Where a line contains the word "avatar", copy that line from the records below.

■ DATA SHOWN
--- START ---

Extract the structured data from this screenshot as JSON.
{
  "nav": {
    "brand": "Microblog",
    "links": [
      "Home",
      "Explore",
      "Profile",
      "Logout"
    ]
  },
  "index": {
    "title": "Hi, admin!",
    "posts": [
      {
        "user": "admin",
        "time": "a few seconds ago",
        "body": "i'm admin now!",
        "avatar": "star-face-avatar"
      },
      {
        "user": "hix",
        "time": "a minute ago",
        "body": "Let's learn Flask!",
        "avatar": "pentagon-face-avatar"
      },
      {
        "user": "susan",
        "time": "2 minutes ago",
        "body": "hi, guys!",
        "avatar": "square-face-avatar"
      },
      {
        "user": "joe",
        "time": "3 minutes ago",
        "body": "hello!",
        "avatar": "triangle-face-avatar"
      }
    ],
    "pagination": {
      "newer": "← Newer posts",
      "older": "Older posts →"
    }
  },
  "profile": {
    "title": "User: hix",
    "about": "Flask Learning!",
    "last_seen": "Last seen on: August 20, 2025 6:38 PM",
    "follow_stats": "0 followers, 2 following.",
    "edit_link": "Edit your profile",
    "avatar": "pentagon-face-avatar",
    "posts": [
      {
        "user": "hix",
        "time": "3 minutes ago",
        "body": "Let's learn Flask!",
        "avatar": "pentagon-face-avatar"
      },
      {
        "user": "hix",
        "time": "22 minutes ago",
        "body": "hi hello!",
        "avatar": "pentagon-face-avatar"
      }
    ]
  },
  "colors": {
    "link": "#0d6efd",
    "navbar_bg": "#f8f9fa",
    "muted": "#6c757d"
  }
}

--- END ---

■ OUTPUT FOR THIS TASK
        "avatar": "star-face-avatar"
        "avatar": "pentagon-face-avatar"
        "avatar": "square-face-avatar"
        "avatar": "triangle-face-avatar"
    "avatar": "pentagon-face-avatar",
        "avatar": "pentagon-face-avatar"
        "avatar": "pentagon-face-avatar"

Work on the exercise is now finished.